• **Problem statement**: The answer must be every line of the records below that contains the word "JSON".

[Element data from apps and pages]
/---
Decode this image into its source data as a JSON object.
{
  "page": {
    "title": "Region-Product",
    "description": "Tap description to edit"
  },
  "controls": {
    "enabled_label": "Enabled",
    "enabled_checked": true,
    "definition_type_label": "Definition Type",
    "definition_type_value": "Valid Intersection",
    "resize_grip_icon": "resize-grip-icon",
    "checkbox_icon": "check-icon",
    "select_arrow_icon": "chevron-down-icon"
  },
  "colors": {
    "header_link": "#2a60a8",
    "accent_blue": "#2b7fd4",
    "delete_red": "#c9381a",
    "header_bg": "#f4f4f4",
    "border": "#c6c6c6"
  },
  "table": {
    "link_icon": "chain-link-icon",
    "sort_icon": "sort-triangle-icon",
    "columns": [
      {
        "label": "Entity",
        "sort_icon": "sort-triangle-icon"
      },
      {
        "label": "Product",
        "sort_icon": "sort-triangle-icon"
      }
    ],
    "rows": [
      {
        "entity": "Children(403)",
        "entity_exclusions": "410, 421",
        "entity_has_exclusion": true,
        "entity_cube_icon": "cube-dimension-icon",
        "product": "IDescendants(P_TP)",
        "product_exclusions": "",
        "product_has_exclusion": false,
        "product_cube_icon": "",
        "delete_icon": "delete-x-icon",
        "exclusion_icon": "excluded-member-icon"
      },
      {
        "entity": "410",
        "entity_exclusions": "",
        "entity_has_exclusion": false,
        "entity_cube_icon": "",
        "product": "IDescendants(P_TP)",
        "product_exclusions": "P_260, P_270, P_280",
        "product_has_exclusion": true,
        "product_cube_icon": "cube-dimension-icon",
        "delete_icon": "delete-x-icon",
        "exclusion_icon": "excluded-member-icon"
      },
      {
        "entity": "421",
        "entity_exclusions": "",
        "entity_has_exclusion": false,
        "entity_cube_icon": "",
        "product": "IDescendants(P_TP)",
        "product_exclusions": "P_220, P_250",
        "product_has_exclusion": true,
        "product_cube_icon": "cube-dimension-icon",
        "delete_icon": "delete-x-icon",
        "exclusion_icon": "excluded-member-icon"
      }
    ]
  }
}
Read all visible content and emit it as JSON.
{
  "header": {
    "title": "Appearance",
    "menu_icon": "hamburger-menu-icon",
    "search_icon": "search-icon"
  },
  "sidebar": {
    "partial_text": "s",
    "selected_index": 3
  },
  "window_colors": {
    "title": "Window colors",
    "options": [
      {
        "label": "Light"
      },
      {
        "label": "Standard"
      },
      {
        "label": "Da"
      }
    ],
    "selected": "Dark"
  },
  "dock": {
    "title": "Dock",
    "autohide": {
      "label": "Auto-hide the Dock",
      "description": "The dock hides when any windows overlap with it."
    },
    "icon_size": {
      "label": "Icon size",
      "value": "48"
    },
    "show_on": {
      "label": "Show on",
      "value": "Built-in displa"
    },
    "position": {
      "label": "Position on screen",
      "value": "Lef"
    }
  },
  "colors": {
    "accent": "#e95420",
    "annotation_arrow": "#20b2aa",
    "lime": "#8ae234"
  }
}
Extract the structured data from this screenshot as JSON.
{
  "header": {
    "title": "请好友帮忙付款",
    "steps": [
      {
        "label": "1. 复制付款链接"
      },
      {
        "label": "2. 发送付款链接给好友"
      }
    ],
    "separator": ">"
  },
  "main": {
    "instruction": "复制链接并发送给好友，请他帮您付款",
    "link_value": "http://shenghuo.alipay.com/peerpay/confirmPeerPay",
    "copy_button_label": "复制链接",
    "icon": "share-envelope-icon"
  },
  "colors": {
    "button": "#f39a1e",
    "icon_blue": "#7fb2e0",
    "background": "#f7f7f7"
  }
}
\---
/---
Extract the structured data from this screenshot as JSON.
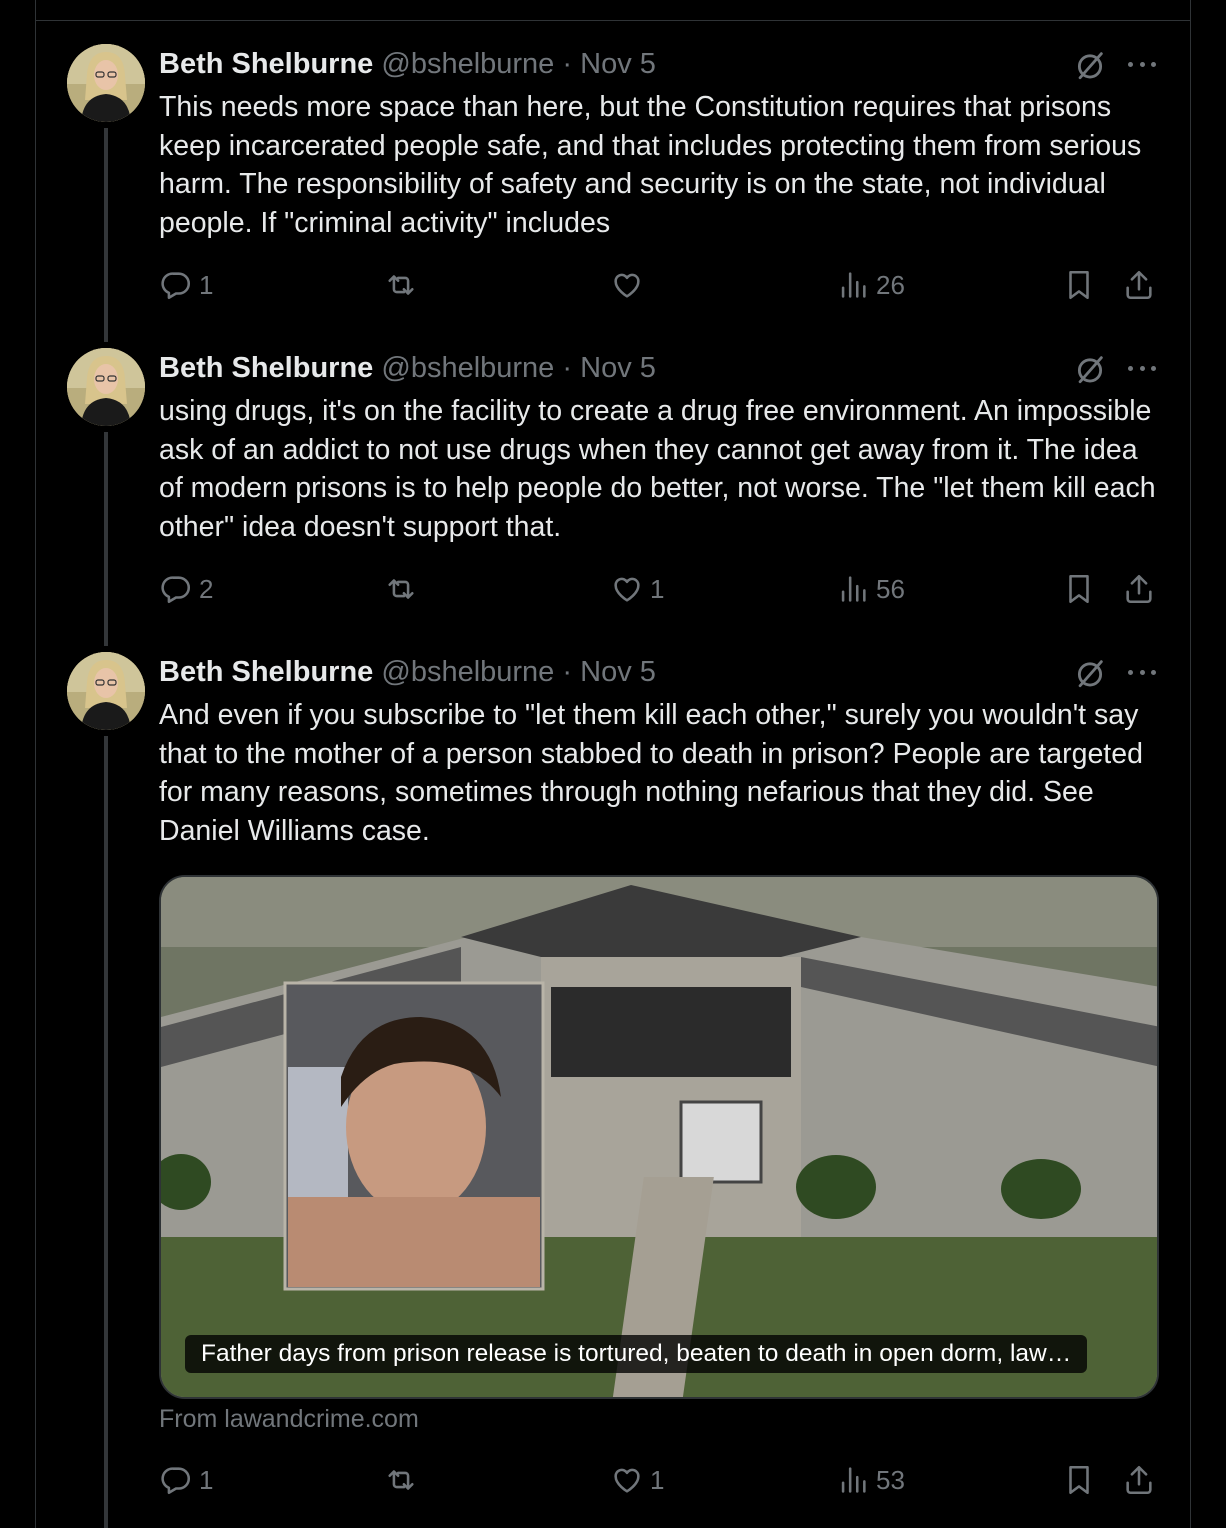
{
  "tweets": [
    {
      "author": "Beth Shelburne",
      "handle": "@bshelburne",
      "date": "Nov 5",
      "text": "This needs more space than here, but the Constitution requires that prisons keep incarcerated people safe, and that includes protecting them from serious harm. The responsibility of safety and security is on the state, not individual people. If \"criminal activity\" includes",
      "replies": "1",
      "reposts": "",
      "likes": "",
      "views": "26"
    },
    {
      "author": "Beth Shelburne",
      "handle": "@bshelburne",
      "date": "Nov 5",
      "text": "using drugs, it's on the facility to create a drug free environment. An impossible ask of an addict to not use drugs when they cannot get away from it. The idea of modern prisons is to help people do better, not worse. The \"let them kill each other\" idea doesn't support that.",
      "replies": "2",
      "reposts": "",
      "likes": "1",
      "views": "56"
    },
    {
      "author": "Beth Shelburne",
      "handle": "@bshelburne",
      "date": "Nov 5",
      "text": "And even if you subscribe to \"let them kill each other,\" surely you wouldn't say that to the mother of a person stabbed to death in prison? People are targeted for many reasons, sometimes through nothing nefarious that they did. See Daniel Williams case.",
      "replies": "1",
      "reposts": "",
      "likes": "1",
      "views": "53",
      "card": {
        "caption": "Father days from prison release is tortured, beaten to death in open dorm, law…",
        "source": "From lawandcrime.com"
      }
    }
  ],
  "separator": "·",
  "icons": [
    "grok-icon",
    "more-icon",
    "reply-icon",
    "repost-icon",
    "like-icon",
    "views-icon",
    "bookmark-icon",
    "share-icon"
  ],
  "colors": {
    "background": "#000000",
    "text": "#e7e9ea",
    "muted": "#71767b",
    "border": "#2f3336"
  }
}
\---
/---
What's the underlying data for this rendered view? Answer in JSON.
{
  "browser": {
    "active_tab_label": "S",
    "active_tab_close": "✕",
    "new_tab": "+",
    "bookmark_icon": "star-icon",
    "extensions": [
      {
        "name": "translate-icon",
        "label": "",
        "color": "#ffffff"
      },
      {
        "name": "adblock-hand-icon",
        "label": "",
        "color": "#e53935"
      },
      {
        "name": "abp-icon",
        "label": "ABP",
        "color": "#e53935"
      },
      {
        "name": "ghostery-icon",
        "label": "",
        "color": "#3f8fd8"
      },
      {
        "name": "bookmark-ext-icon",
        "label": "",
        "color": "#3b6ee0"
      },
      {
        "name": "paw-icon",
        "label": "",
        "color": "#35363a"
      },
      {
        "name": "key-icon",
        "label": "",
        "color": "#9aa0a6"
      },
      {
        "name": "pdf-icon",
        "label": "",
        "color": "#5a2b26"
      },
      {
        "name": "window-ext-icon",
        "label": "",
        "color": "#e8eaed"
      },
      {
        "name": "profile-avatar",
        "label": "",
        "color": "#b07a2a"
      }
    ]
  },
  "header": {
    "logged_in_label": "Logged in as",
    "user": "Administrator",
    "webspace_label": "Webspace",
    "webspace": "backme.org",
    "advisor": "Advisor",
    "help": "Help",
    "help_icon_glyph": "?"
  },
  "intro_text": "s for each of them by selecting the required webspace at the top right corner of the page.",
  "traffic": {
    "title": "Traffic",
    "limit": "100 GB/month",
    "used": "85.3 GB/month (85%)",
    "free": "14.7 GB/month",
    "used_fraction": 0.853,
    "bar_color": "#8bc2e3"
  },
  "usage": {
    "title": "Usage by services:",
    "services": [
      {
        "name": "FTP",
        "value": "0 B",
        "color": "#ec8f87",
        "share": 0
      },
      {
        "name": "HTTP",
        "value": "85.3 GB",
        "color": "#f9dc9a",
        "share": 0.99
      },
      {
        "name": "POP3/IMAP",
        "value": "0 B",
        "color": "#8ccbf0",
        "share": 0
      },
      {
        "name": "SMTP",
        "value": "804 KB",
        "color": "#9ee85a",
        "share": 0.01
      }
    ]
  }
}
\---
• **Written response**:
Decode this image into its source data as a JSON object.
Read all visible content and emit it as JSON.
Extract the structured data from this screenshot as JSON.
Extract the structured data from this screenshot as JSON.
What's the underlying data for this rendered view? Answer in JSON.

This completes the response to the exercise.